Shange’s writing captures every experience and emotion a woman has ever had. Here’s a woman who was so deeply connected to her body that she literally crafted a new art form to more robustly express the artistic blend of words and dance. “I had always felt very close to my body,” Shange remembers, “I’d dance myself into a frenzy and would love to sweat.” After decades as a professional dancer, she came most alive connecting rhythmically to the resilience of black bodies through afro-Caribbean and Latin dance. “I always imagined that I’d be 80 and doing the meringue with a fine 90-year-old gentleman,” she recalls at the beginning of this clip.
Over the past decade, her once vibrant body has endured incredible pain and crushing disabilities. After two strokes left her unable to read, Ms. Shange was diagnosed with neuropathy, a painful disorder that left her unable to write or walk. When the first part of life is created around inhabiting your body so completely, how do you live, how do you create, when that same body breaks down?
With the muscle memory of a dancer, and the help of soul sister Maya Angelou who quickly sent children’s books to help her learn to read again, Shange regained some strength. With each physical step she took, the voices and stories that had gone silent slowly woke up. Descending upon her in a flurry of language, her characters were communicating again. She describes here the remarkable grit she summoned to again birth her characters, their stories, these poems to life.

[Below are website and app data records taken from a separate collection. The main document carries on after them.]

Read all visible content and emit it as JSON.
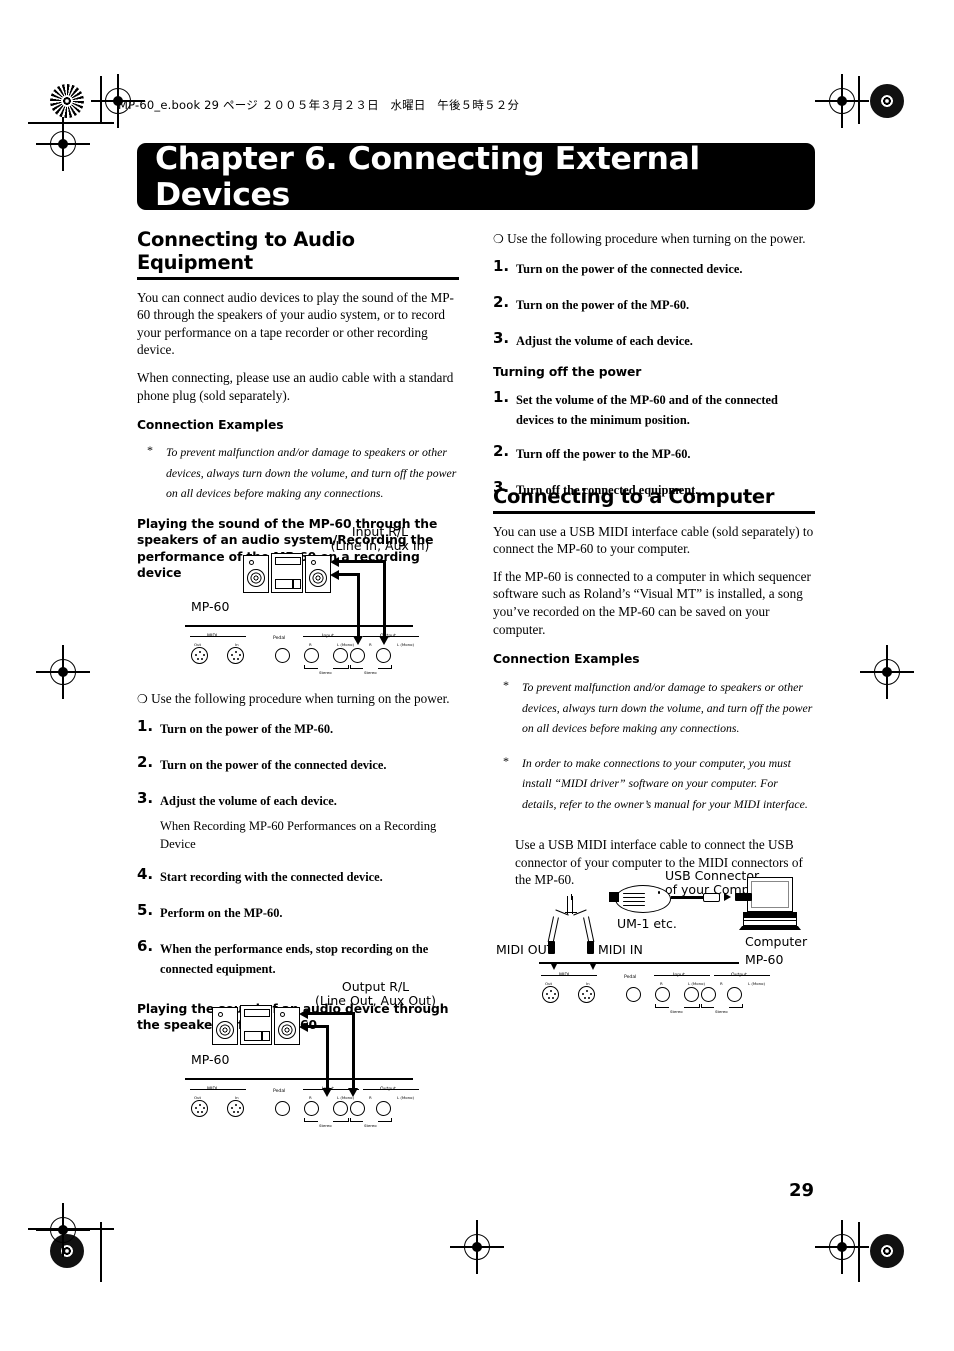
{
  "page": {
    "header_line": "MP-60_e.book  29 ページ  ２００５年３月２３日　水曜日　午後５時５２分",
    "chapter_title": "Chapter 6. Connecting External Devices",
    "page_number": "29"
  },
  "left_column": {
    "section_title": "Connecting to Audio Equipment",
    "paragraphs": [
      "You can connect audio devices to play the sound of the MP-60 through the speakers of your audio system, or to record your performance on a tape recorder or other recording device.",
      "When connecting, please use an audio cable with a standard phone plug (sold separately)."
    ],
    "connection_examples_heading": "Connection Examples",
    "note_star": "*",
    "note_text": "To prevent malfunction and/or damage to speakers or other devices, always turn down the volume, and turn off the power on all devices before making any connections.",
    "subheading_1": "Playing the sound of the MP-60 through the speakers of an audio system/Recording the performance of the MP-60 on a recording device",
    "power_on_line": "Use the following procedure when turning on the power.",
    "steps": [
      {
        "num": "1.",
        "text": "Turn on the power of the MP-60."
      },
      {
        "num": "2.",
        "text": "Turn on the power of the connected device."
      },
      {
        "num": "3.",
        "text": "Adjust the volume of each device.",
        "sub": "When Recording MP-60 Performances on a Recording Device"
      },
      {
        "num": "4.",
        "text": "Start recording with the connected device."
      },
      {
        "num": "5.",
        "text": "Perform on the MP-60."
      },
      {
        "num": "6.",
        "text": "When the performance ends, stop recording on the connected equipment."
      }
    ],
    "subheading_2": "Playing the sound of an audio device through the speakers of the MP-60"
  },
  "right_column": {
    "power_on_line": "Use the following procedure when turning on the power.",
    "power_on_steps": [
      {
        "num": "1.",
        "text": "Turn on the power of the connected device."
      },
      {
        "num": "2.",
        "text": "Turn on the power of the MP-60."
      },
      {
        "num": "3.",
        "text": "Adjust the volume of each device."
      }
    ],
    "power_off_heading": "Turning off the power",
    "power_off_steps": [
      {
        "num": "1.",
        "text": "Set the volume of the MP-60 and of the connected devices to the minimum position."
      },
      {
        "num": "2.",
        "text": "Turn off the power to the MP-60."
      },
      {
        "num": "3.",
        "text": "Turn off the connected equipment."
      }
    ],
    "section_title": "Connecting to a Computer",
    "paragraphs": [
      "You can use a USB MIDI interface cable (sold separately) to connect the MP-60 to your computer.",
      "If the MP-60 is connected to a computer in which sequencer software such as Roland’s “Visual MT” is installed, a song you’ve recorded on the MP-60 can be saved on your computer."
    ],
    "connection_examples_heading": "Connection Examples",
    "note_star": "*",
    "note_1": "To prevent malfunction and/or damage to speakers or other devices, always turn down the volume, and turn off the power on all devices before making any connections.",
    "note_2": "In order to make connections to your computer, you must install “MIDI driver” software on your computer. For details, refer to the owner’s manual for your MIDI interface.",
    "paragraph_after_notes": "Use a USB MIDI interface cable to connect the USB connector of your computer to the MIDI connectors of the MP-60."
  },
  "diagram_audio_out": {
    "callout": "Input R/L",
    "callout_sub": "(Line In, Aux In)",
    "device_label": "MP-60",
    "panel": {
      "midi_group": "MIDI",
      "midi_out": "Out",
      "midi_in": "In",
      "pedal": "Pedal",
      "input_group": "Input",
      "input_r": "R",
      "input_l": "L (Mono)",
      "output_group": "Output",
      "output_r": "R",
      "output_l": "L (Mono)",
      "stereo_left": "Stereo",
      "stereo_right": "Stereo"
    }
  },
  "diagram_audio_in": {
    "callout": "Output  R/L",
    "callout_sub": "(Line Out, Aux Out)",
    "device_label": "MP-60",
    "panel": {
      "midi_group": "MIDI",
      "midi_out": "Out",
      "midi_in": "In",
      "pedal": "Pedal",
      "input_group": "Input",
      "input_r": "R",
      "input_l": "L (Mono)",
      "output_group": "Output",
      "output_r": "R",
      "output_l": "L (Mono)",
      "stereo_left": "Stereo",
      "stereo_right": "Stereo"
    }
  },
  "diagram_computer": {
    "usb_callout": "USB Connector",
    "usb_callout_sub": "of your Computer",
    "interface_label": "UM-1 etc.",
    "computer_label": "Computer",
    "midi_out_label": "MIDI OUT",
    "midi_in_label": "MIDI IN",
    "device_label": "MP-60",
    "panel": {
      "midi_group": "MIDI",
      "midi_out": "Out",
      "midi_in": "In",
      "pedal": "Pedal",
      "input_group": "Input",
      "input_r": "R",
      "input_l": "L (Mono)",
      "output_group": "Output",
      "output_r": "R",
      "output_l": "L (Mono)",
      "stereo_left": "Stereo",
      "stereo_right": "Stereo"
    }
  }
}
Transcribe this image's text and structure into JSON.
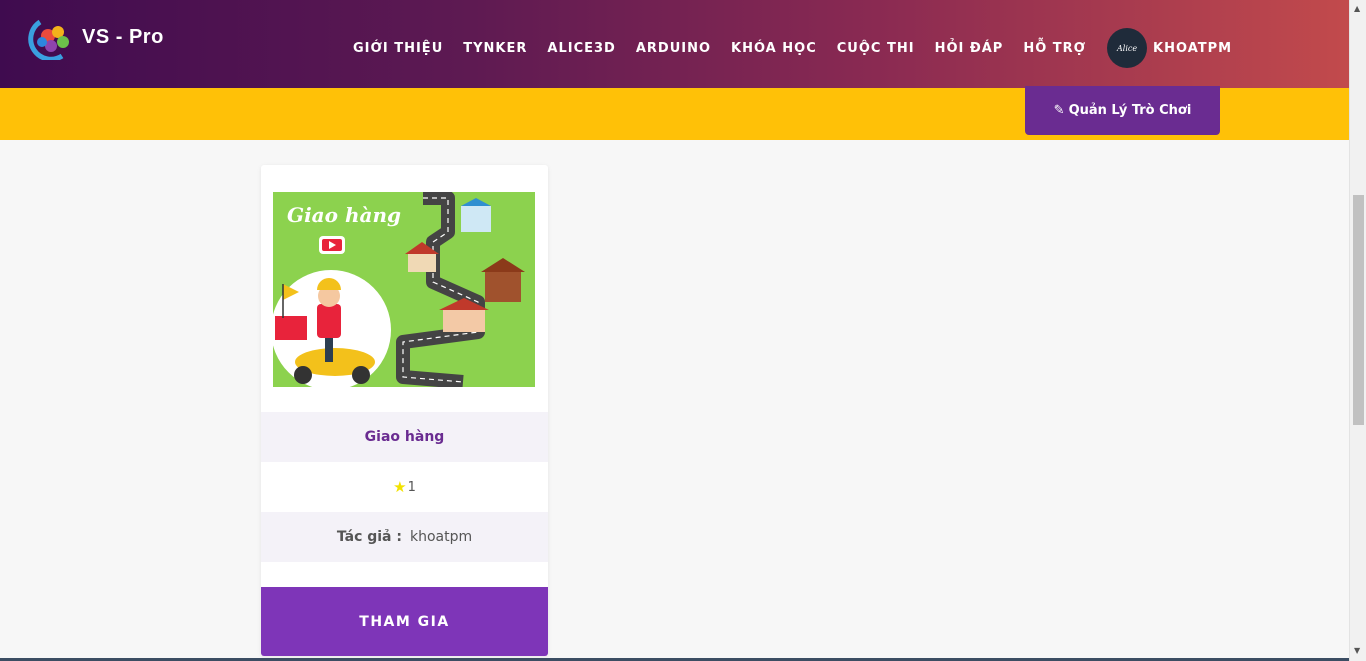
{
  "header": {
    "logo_text": "VS - Pro",
    "nav": [
      "GIỚI THIỆU",
      "TYNKER",
      "ALICE3D",
      "ARDUINO",
      "KHÓA HỌC",
      "CUỘC THI",
      "HỎI ĐÁP",
      "HỖ TRỢ"
    ],
    "user_name": "KHOATPM",
    "avatar_text": "Alice"
  },
  "toolbar": {
    "manage_label": "Quản Lý Trò Chơi"
  },
  "card": {
    "image_title": "Giao hàng",
    "title": "Giao hàng",
    "rating": "1",
    "author_label": "Tác giả :",
    "author": "khoatpm",
    "join_label": "THAM GIA"
  },
  "colors": {
    "accent": "#6a2c91",
    "band": "#ffc107",
    "join": "#7e35b8"
  }
}
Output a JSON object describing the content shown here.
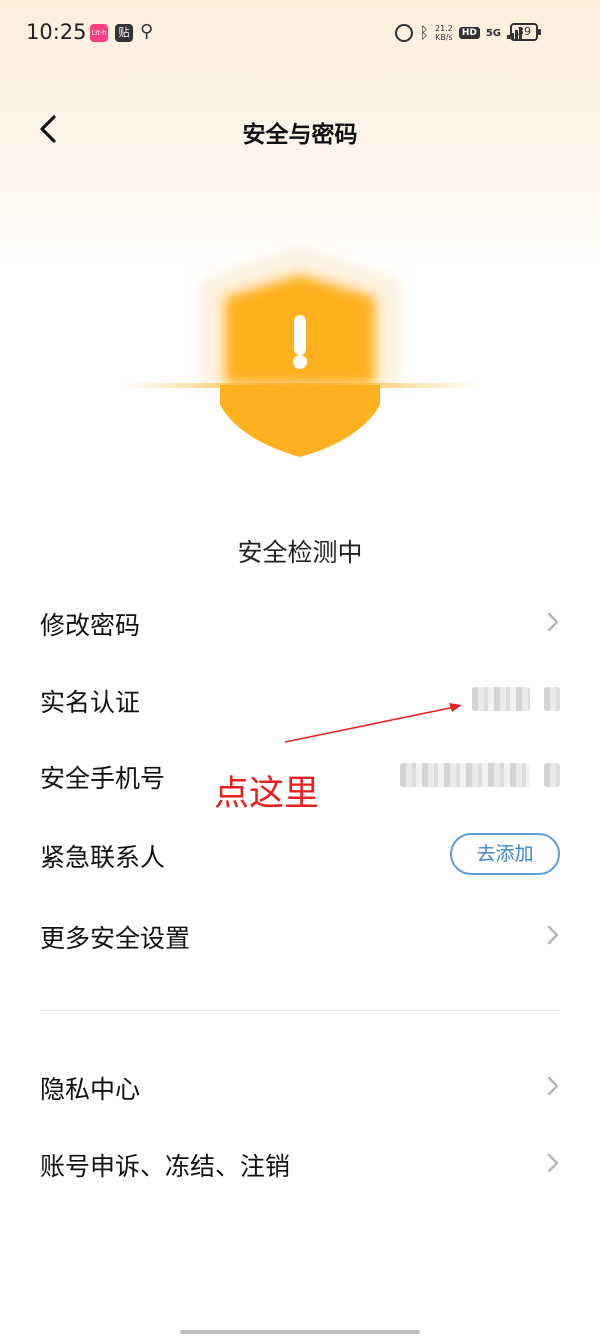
{
  "status_bar": {
    "time": "10:25",
    "app1": "Lit·h",
    "app2": "贴",
    "net_speed_value": "21.2",
    "net_speed_unit": "KB/s",
    "hd": "HD",
    "network": "5G",
    "battery": "39"
  },
  "header": {
    "title": "安全与密码"
  },
  "shield": {
    "scan_text": "安全检测中"
  },
  "detect_status": "安全检测中",
  "rows": [
    {
      "label": "修改密码"
    },
    {
      "label": "实名认证"
    },
    {
      "label": "安全手机号"
    },
    {
      "label": "紧急联系人",
      "button": "去添加"
    },
    {
      "label": "更多安全设置"
    },
    {
      "label": "隐私中心"
    },
    {
      "label": "账号申诉、冻结、注销"
    }
  ],
  "annotation": {
    "text": "点这里",
    "color": "#e8211e"
  },
  "colors": {
    "accent_blue": "#3b83cc",
    "shield_orange": "#ffb01f"
  }
}
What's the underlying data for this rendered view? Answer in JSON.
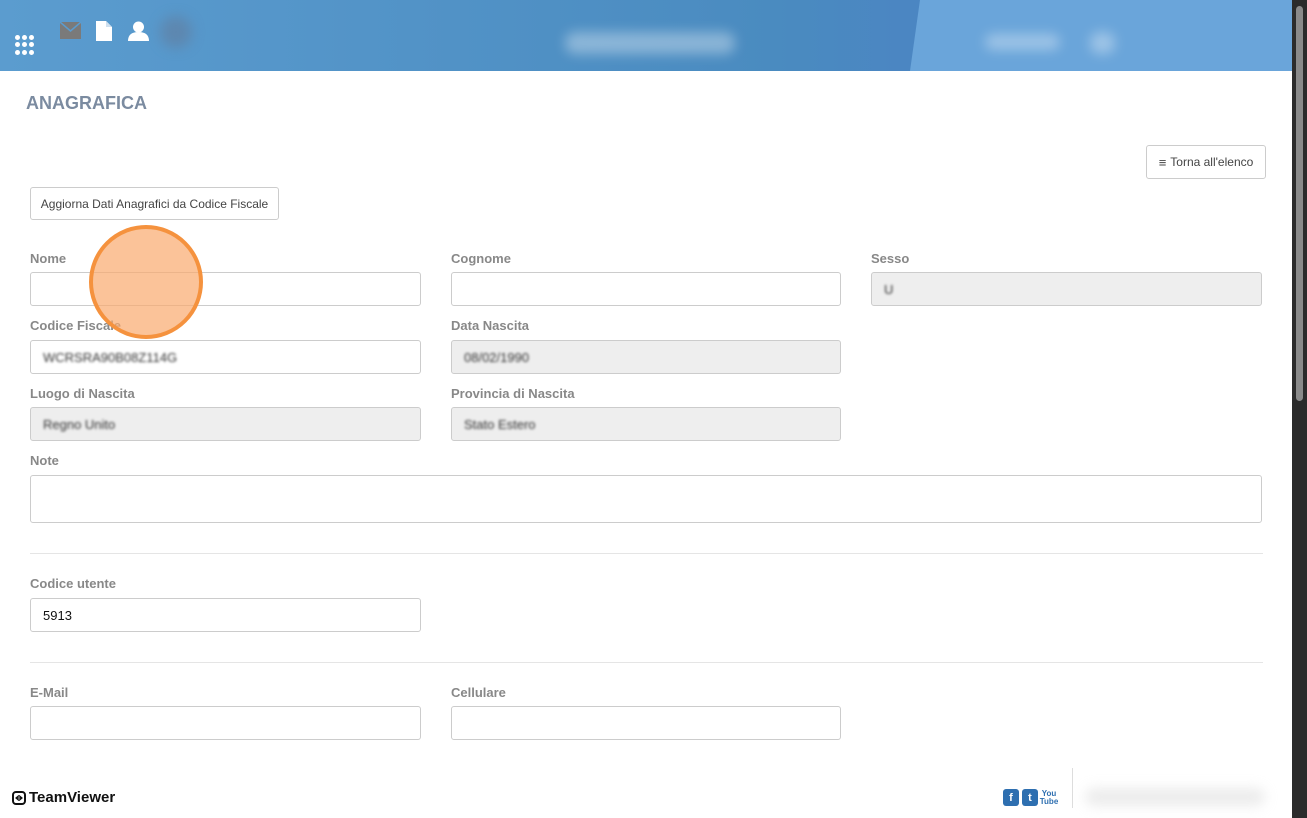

Since voice activation software didn’t understand her faltering diction, the next obstacle was getting her shaking, weak fingers to type. It took years, but eventually she began to write again. And for a woman who chose a last name that means “she who walks with lions,” you’d be ill-advised to underestimate her determination.
Watching Shange defy the odds to follow her muse is beyond inspiring. But more importantly, her example offers us access bigger questions: How do we hold the disabled among us? Conversations with artists like with Shange will undoubtedly enrich our society. But what of the others, those less well known, who can no longer create or work? What is the social cost of writing off a whole portion of the population?
Often, we stop at asking what our duty to is the most vulnerable among us. Instead, let’s ask, what is our honor? How are we enriched by knitting those on the margins into the fold of common life?
Who are they? How can we better understand ourselves through their stories? And what have we lost by our inability to see?
Ntozake Shange’s legacy, her dazzling body of work, challenge and inspire us to a moral reckoning with those who society deems disposable.
Her latest is: Wild Beauty a bilingual collection of new and beloved poems. Poetry written side by side in English and Spanish evokes a metaphor of Shange’s ability to be a translator of worlds, inspiring a new generation of compassionate crusaders for justice.
Find out more about Ntozake Shange.